What to work on:
If an entry below holds a picture, leave the picture out and print the rest exactly.

Records for processing:

+ + + +

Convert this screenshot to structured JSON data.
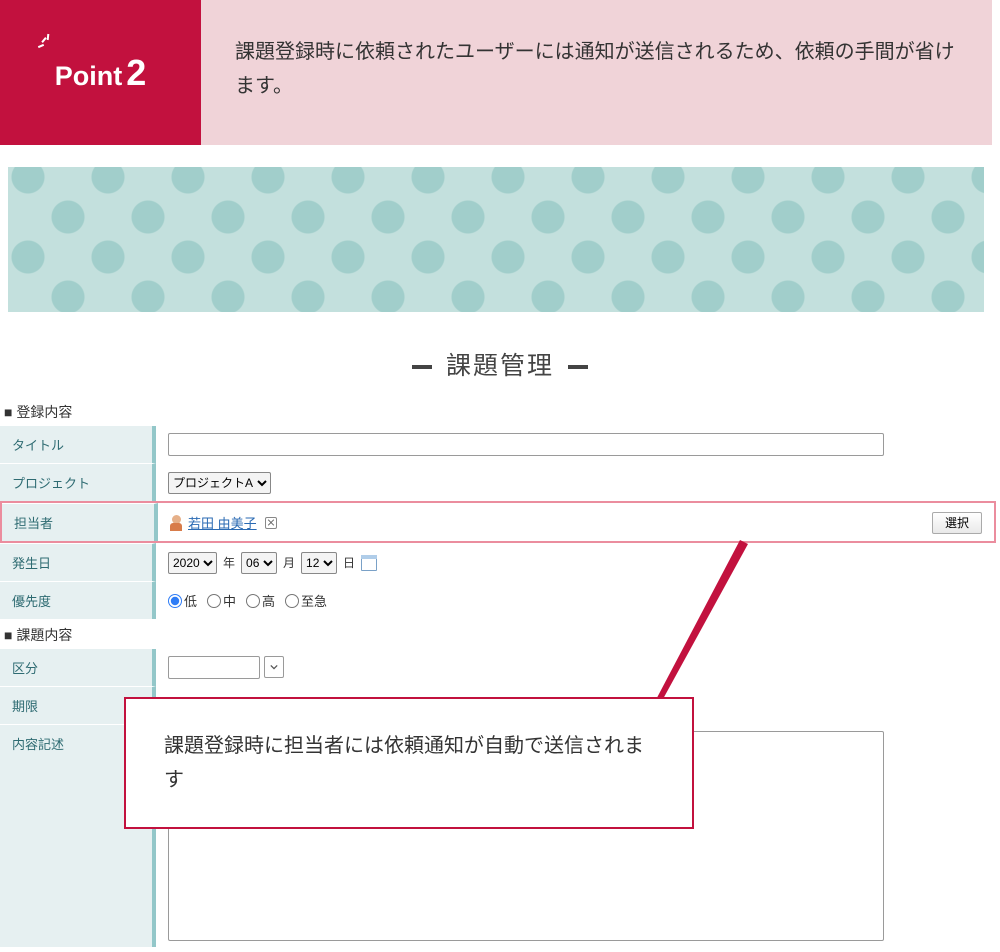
{
  "point": {
    "label": "Point",
    "number": "2",
    "text": "課題登録時に依頼されたユーザーには通知が送信されるため、依頼の手間が省けます。"
  },
  "page_title": "課題管理",
  "sections": {
    "s1": "■ 登録内容",
    "s2": "■ 課題内容"
  },
  "fields": {
    "title_label": "タイトル",
    "title_value": "",
    "project_label": "プロジェクト",
    "project_value": "プロジェクトA",
    "assignee_label": "担当者",
    "assignee_name": "若田 由美子",
    "select_btn": "選択",
    "date_label": "発生日",
    "year": "2020",
    "y_suf": "年",
    "month": "06",
    "m_suf": "月",
    "day": "12",
    "d_suf": "日",
    "priority_label": "優先度",
    "prio": {
      "low": "低",
      "mid": "中",
      "high": "高",
      "urgent": "至急"
    },
    "category_label": "区分",
    "category_value": "",
    "deadline_label": "期限",
    "desc_label": "内容記述"
  },
  "callout_text": "課題登録時に担当者には依頼通知が自動で送信されます"
}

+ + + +

Completed exercise:
Convert this screenshot to structured JSON data.
{
  "point": {
    "label": "Point",
    "number": "2",
    "text": "課題登録時に依頼されたユーザーには通知が送信されるため、依頼の手間が省けます。"
  },
  "page_title": "課題管理",
  "sections": {
    "s1": "■ 登録内容",
    "s2": "■ 課題内容"
  },
  "fields": {
    "title_label": "タイトル",
    "title_value": "",
    "project_label": "プロジェクト",
    "project_value": "プロジェクトA",
    "assignee_label": "担当者",
    "assignee_name": "若田 由美子",
    "select_btn": "選択",
    "date_label": "発生日",
    "year": "2020",
    "y_suf": "年",
    "month": "06",
    "m_suf": "月",
    "day": "12",
    "d_suf": "日",
    "priority_label": "優先度",
    "prio": {
      "low": "低",
      "mid": "中",
      "high": "高",
      "urgent": "至急"
    },
    "category_label": "区分",
    "category_value": "",
    "deadline_label": "期限",
    "desc_label": "内容記述"
  },
  "callout_text": "課題登録時に担当者には依頼通知が自動で送信されます"
}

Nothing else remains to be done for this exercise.